↓

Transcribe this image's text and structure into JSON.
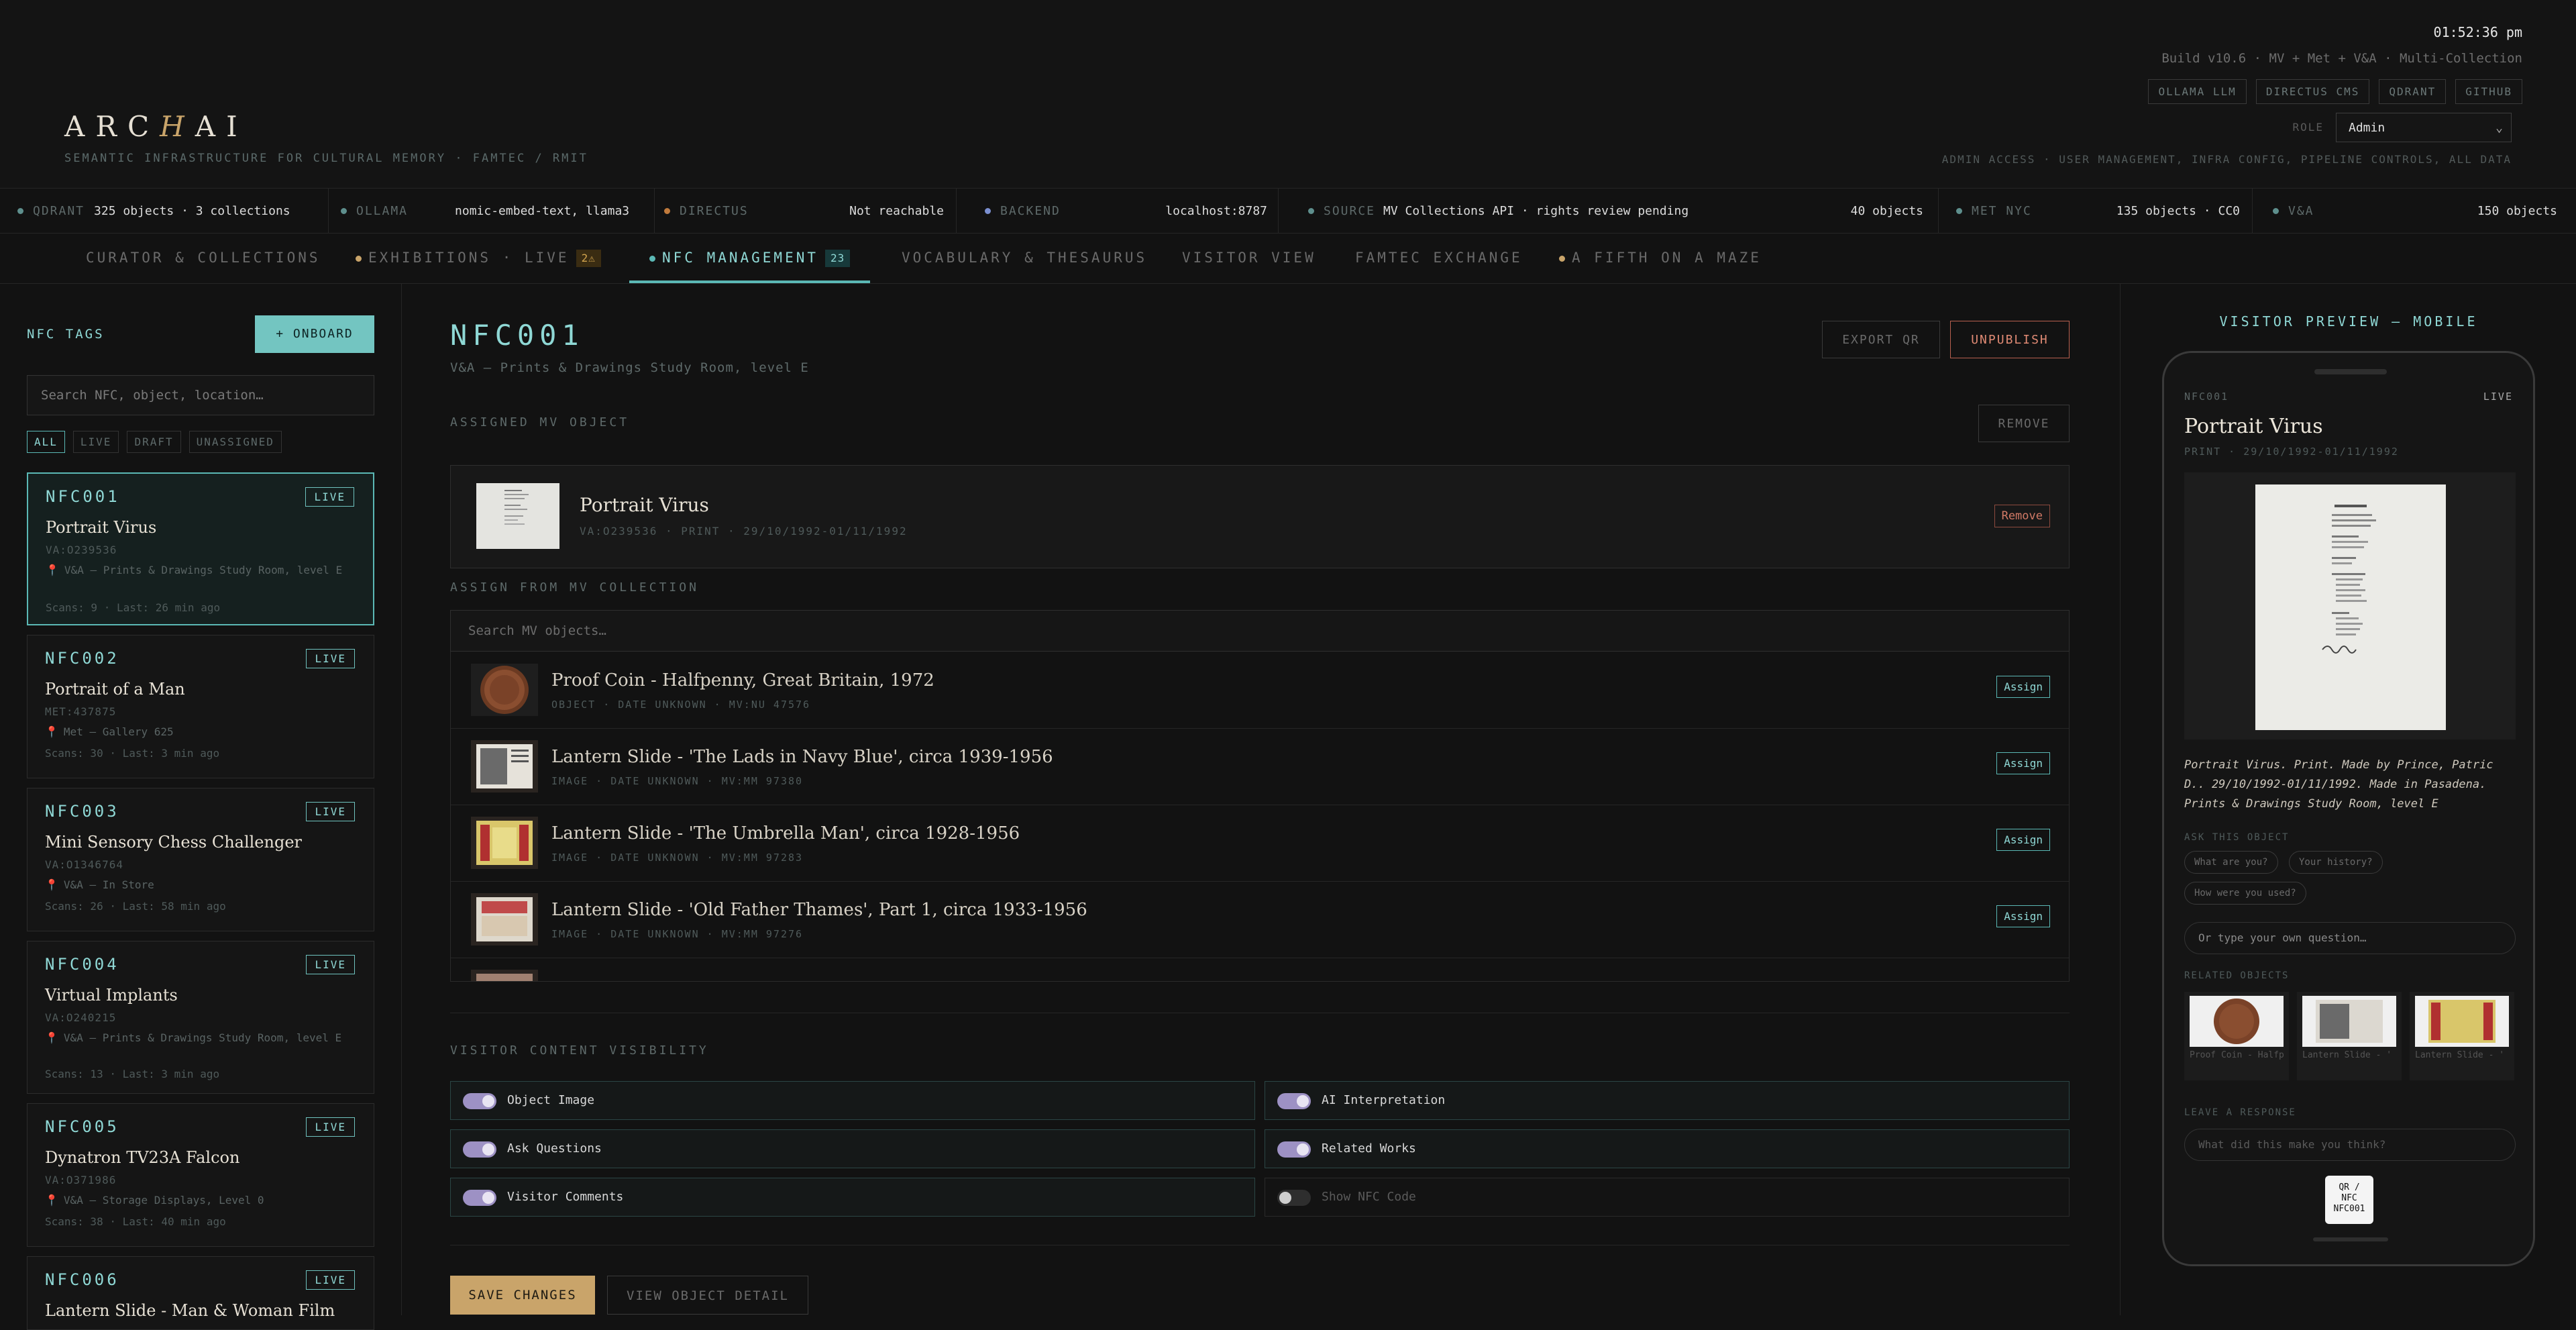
{
  "header": {
    "logo_pre": "ARC",
    "logo_hi": "H",
    "logo_post": "AI",
    "tagline": "SEMANTIC INFRASTRUCTURE FOR CULTURAL MEMORY · FAMTEC / RMIT",
    "clock": "01:52:36 pm",
    "build": "Build v10.6 · MV + Met + V&A · Multi-Collection",
    "services": [
      "OLLAMA LLM",
      "DIRECTUS CMS",
      "QDRANT",
      "GITHUB"
    ],
    "role_label": "ROLE",
    "role_value": "Admin",
    "admin_note": "ADMIN ACCESS · USER MANAGEMENT, INFRA CONFIG, PIPELINE CONTROLS, ALL DATA"
  },
  "status": {
    "qdrant": {
      "key": "QDRANT",
      "value": "325 objects · 3 collections",
      "color": "#5e8f8d"
    },
    "ollama": {
      "key": "OLLAMA",
      "value": "nomic-embed-text, llama3",
      "color": "#5e8f8d"
    },
    "directus": {
      "key": "DIRECTUS",
      "value": "Not reachable",
      "color": "#c07a3c"
    },
    "backend": {
      "key": "BACKEND",
      "value": "localhost:8787",
      "color": "#7b8fd0"
    },
    "source": {
      "key": "SOURCE",
      "value": "MV Collections API · rights review pending",
      "count": "40 objects",
      "color": "#5e8f8d"
    },
    "met": {
      "key": "MET NYC",
      "value": "135 objects · CC0",
      "color": "#5e8f8d"
    },
    "va": {
      "key": "V&A",
      "value": "150 objects",
      "color": "#5e8f8d"
    }
  },
  "tabs": [
    {
      "label": "CURATOR & COLLECTIONS"
    },
    {
      "label": "EXHIBITIONS · LIVE",
      "badge": "2⚠"
    },
    {
      "label": "NFC MANAGEMENT",
      "badge": "23"
    },
    {
      "label": "VOCABULARY & THESAURUS"
    },
    {
      "label": "VISITOR VIEW"
    },
    {
      "label": "FAMTEC EXCHANGE"
    },
    {
      "label": "A FIFTH ON A MAZE"
    }
  ],
  "sidebar": {
    "title": "NFC TAGS",
    "onboard": "+ ONBOARD",
    "search_placeholder": "Search NFC, object, location…",
    "filters": [
      "ALL",
      "LIVE",
      "DRAFT",
      "UNASSIGNED"
    ],
    "cards": [
      {
        "id": "NFC001",
        "badge": "LIVE",
        "title": "Portrait Virus",
        "acc": "VA:O239536",
        "loc": "V&A — Prints & Drawings Study Room, level E",
        "scans": "Scans: 9 · Last: 26 min ago"
      },
      {
        "id": "NFC002",
        "badge": "LIVE",
        "title": "Portrait of a Man",
        "acc": "MET:437875",
        "loc": "Met — Gallery 625",
        "scans": "Scans: 30 · Last: 3 min ago"
      },
      {
        "id": "NFC003",
        "badge": "LIVE",
        "title": "Mini Sensory Chess Challenger",
        "acc": "VA:O1346764",
        "loc": "V&A — In Store",
        "scans": "Scans: 26 · Last: 58 min ago"
      },
      {
        "id": "NFC004",
        "badge": "LIVE",
        "title": "Virtual Implants",
        "acc": "VA:O240215",
        "loc": "V&A — Prints & Drawings Study Room, level E",
        "scans": "Scans: 13 · Last: 3 min ago"
      },
      {
        "id": "NFC005",
        "badge": "LIVE",
        "title": "Dynatron TV23A Falcon",
        "acc": "VA:O371986",
        "loc": "V&A — Storage Displays, Level 0",
        "scans": "Scans: 38 · Last: 40 min ago"
      },
      {
        "id": "NFC006",
        "badge": "LIVE",
        "title": "Lantern Slide - Man & Woman Film"
      }
    ]
  },
  "main": {
    "id": "NFC001",
    "loc": "V&A — Prints & Drawings Study Room, level E",
    "export": "EXPORT QR",
    "unpublish": "UNPUBLISH",
    "assigned_label": "ASSIGNED MV OBJECT",
    "remove_top": "REMOVE",
    "assigned": {
      "title": "Portrait Virus",
      "meta": "VA:O239536 · PRINT · 29/10/1992-01/11/1992",
      "remove": "Remove"
    },
    "assign_label": "ASSIGN FROM MV COLLECTION",
    "mv_search_placeholder": "Search MV objects…",
    "mv_items": [
      {
        "title": "Proof Coin - Halfpenny, Great Britain, 1972",
        "meta": "OBJECT · DATE UNKNOWN · MV:NU 47576",
        "action": "Assign"
      },
      {
        "title": "Lantern Slide - 'The Lads in Navy Blue', circa 1939-1956",
        "meta": "IMAGE · DATE UNKNOWN · MV:MM 97380",
        "action": "Assign"
      },
      {
        "title": "Lantern Slide - 'The Umbrella Man', circa 1928-1956",
        "meta": "IMAGE · DATE UNKNOWN · MV:MM 97283",
        "action": "Assign"
      },
      {
        "title": "Lantern Slide - 'Old Father Thames', Part 1, circa 1933-1956",
        "meta": "IMAGE · DATE UNKNOWN · MV:MM 97276",
        "action": "Assign"
      }
    ],
    "visibility_label": "VISITOR CONTENT VISIBILITY",
    "toggles": [
      {
        "label": "Object Image",
        "on": true
      },
      {
        "label": "AI Interpretation",
        "on": true
      },
      {
        "label": "Ask Questions",
        "on": true
      },
      {
        "label": "Related Works",
        "on": true
      },
      {
        "label": "Visitor Comments",
        "on": true
      },
      {
        "label": "Show NFC Code",
        "on": false
      }
    ],
    "save": "SAVE CHANGES",
    "view": "VIEW OBJECT DETAIL"
  },
  "preview": {
    "title": "VISITOR PREVIEW — MOBILE",
    "id": "NFC001",
    "live": "LIVE",
    "obj_title": "Portrait Virus",
    "meta": "PRINT · 29/10/1992-01/11/1992",
    "desc": "Portrait Virus. Print. Made by Prince, Patric D.. 29/10/1992-01/11/1992. Made in Pasadena. Prints & Drawings Study Room, level E",
    "ask_label": "ASK THIS OBJECT",
    "chips": [
      "What are you?",
      "Your history?",
      "How were you used?"
    ],
    "input_placeholder": "Or type your own question…",
    "related_label": "RELATED OBJECTS",
    "related": [
      "Proof Coin - Halfp",
      "Lantern Slide - '",
      "Lantern Slide - '"
    ],
    "leave_label": "LEAVE A RESPONSE",
    "response_placeholder": "What did this make you think?",
    "qr_line1": "QR /",
    "qr_line2": "NFC",
    "qr_line3": "NFC001"
  }
}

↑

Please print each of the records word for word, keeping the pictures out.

Transcribe this image's text and structure into JSON.
{
  "header": {
    "logo_pre": "ARC",
    "logo_hi": "H",
    "logo_post": "AI",
    "tagline": "SEMANTIC INFRASTRUCTURE FOR CULTURAL MEMORY · FAMTEC / RMIT",
    "clock": "01:52:36 pm",
    "build": "Build v10.6 · MV + Met + V&A · Multi-Collection",
    "services": [
      "OLLAMA LLM",
      "DIRECTUS CMS",
      "QDRANT",
      "GITHUB"
    ],
    "role_label": "ROLE",
    "role_value": "Admin",
    "admin_note": "ADMIN ACCESS · USER MANAGEMENT, INFRA CONFIG, PIPELINE CONTROLS, ALL DATA"
  },
  "status": {
    "qdrant": {
      "key": "QDRANT",
      "value": "325 objects · 3 collections",
      "color": "#5e8f8d"
    },
    "ollama": {
      "key": "OLLAMA",
      "value": "nomic-embed-text, llama3",
      "color": "#5e8f8d"
    },
    "directus": {
      "key": "DIRECTUS",
      "value": "Not reachable",
      "color": "#c07a3c"
    },
    "backend": {
      "key": "BACKEND",
      "value": "localhost:8787",
      "color": "#7b8fd0"
    },
    "source": {
      "key": "SOURCE",
      "value": "MV Collections API · rights review pending",
      "count": "40 objects",
      "color": "#5e8f8d"
    },
    "met": {
      "key": "MET NYC",
      "value": "135 objects · CC0",
      "color": "#5e8f8d"
    },
    "va": {
      "key": "V&A",
      "value": "150 objects",
      "color": "#5e8f8d"
    }
  },
  "tabs": [
    {
      "label": "CURATOR & COLLECTIONS"
    },
    {
      "label": "EXHIBITIONS · LIVE",
      "badge": "2⚠"
    },
    {
      "label": "NFC MANAGEMENT",
      "badge": "23"
    },
    {
      "label": "VOCABULARY & THESAURUS"
    },
    {
      "label": "VISITOR VIEW"
    },
    {
      "label": "FAMTEC EXCHANGE"
    },
    {
      "label": "A FIFTH ON A MAZE"
    }
  ],
  "sidebar": {
    "title": "NFC TAGS",
    "onboard": "+ ONBOARD",
    "search_placeholder": "Search NFC, object, location…",
    "filters": [
      "ALL",
      "LIVE",
      "DRAFT",
      "UNASSIGNED"
    ],
    "cards": [
      {
        "id": "NFC001",
        "badge": "LIVE",
        "title": "Portrait Virus",
        "acc": "VA:O239536",
        "loc": "V&A — Prints & Drawings Study Room, level E",
        "scans": "Scans: 9 · Last: 26 min ago"
      },
      {
        "id": "NFC002",
        "badge": "LIVE",
        "title": "Portrait of a Man",
        "acc": "MET:437875",
        "loc": "Met — Gallery 625",
        "scans": "Scans: 30 · Last: 3 min ago"
      },
      {
        "id": "NFC003",
        "badge": "LIVE",
        "title": "Mini Sensory Chess Challenger",
        "acc": "VA:O1346764",
        "loc": "V&A — In Store",
        "scans": "Scans: 26 · Last: 58 min ago"
      },
      {
        "id": "NFC004",
        "badge": "LIVE",
        "title": "Virtual Implants",
        "acc": "VA:O240215",
        "loc": "V&A — Prints & Drawings Study Room, level E",
        "scans": "Scans: 13 · Last: 3 min ago"
      },
      {
        "id": "NFC005",
        "badge": "LIVE",
        "title": "Dynatron TV23A Falcon",
        "acc": "VA:O371986",
        "loc": "V&A — Storage Displays, Level 0",
        "scans": "Scans: 38 · Last: 40 min ago"
      },
      {
        "id": "NFC006",
        "badge": "LIVE",
        "title": "Lantern Slide - Man & Woman Film"
      }
    ]
  },
  "main": {
    "id": "NFC001",
    "loc": "V&A — Prints & Drawings Study Room, level E",
    "export": "EXPORT QR",
    "unpublish": "UNPUBLISH",
    "assigned_label": "ASSIGNED MV OBJECT",
    "remove_top": "REMOVE",
    "assigned": {
      "title": "Portrait Virus",
      "meta": "VA:O239536 · PRINT · 29/10/1992-01/11/1992",
      "remove": "Remove"
    },
    "assign_label": "ASSIGN FROM MV COLLECTION",
    "mv_search_placeholder": "Search MV objects…",
    "mv_items": [
      {
        "title": "Proof Coin - Halfpenny, Great Britain, 1972",
        "meta": "OBJECT · DATE UNKNOWN · MV:NU 47576",
        "action": "Assign"
      },
      {
        "title": "Lantern Slide - 'The Lads in Navy Blue', circa 1939-1956",
        "meta": "IMAGE · DATE UNKNOWN · MV:MM 97380",
        "action": "Assign"
      },
      {
        "title": "Lantern Slide - 'The Umbrella Man', circa 1928-1956",
        "meta": "IMAGE · DATE UNKNOWN · MV:MM 97283",
        "action": "Assign"
      },
      {
        "title": "Lantern Slide - 'Old Father Thames', Part 1, circa 1933-1956",
        "meta": "IMAGE · DATE UNKNOWN · MV:MM 97276",
        "action": "Assign"
      }
    ],
    "visibility_label": "VISITOR CONTENT VISIBILITY",
    "toggles": [
      {
        "label": "Object Image",
        "on": true
      },
      {
        "label": "AI Interpretation",
        "on": true
      },
      {
        "label": "Ask Questions",
        "on": true
      },
      {
        "label": "Related Works",
        "on": true
      },
      {
        "label": "Visitor Comments",
        "on": true
      },
      {
        "label": "Show NFC Code",
        "on": false
      }
    ],
    "save": "SAVE CHANGES",
    "view": "VIEW OBJECT DETAIL"
  },
  "preview": {
    "title": "VISITOR PREVIEW — MOBILE",
    "id": "NFC001",
    "live": "LIVE",
    "obj_title": "Portrait Virus",
    "meta": "PRINT · 29/10/1992-01/11/1992",
    "desc": "Portrait Virus. Print. Made by Prince, Patric D.. 29/10/1992-01/11/1992. Made in Pasadena. Prints & Drawings Study Room, level E",
    "ask_label": "ASK THIS OBJECT",
    "chips": [
      "What are you?",
      "Your history?",
      "How were you used?"
    ],
    "input_placeholder": "Or type your own question…",
    "related_label": "RELATED OBJECTS",
    "related": [
      "Proof Coin - Halfp",
      "Lantern Slide - '",
      "Lantern Slide - '"
    ],
    "leave_label": "LEAVE A RESPONSE",
    "response_placeholder": "What did this make you think?",
    "qr_line1": "QR /",
    "qr_line2": "NFC",
    "qr_line3": "NFC001"
  }
}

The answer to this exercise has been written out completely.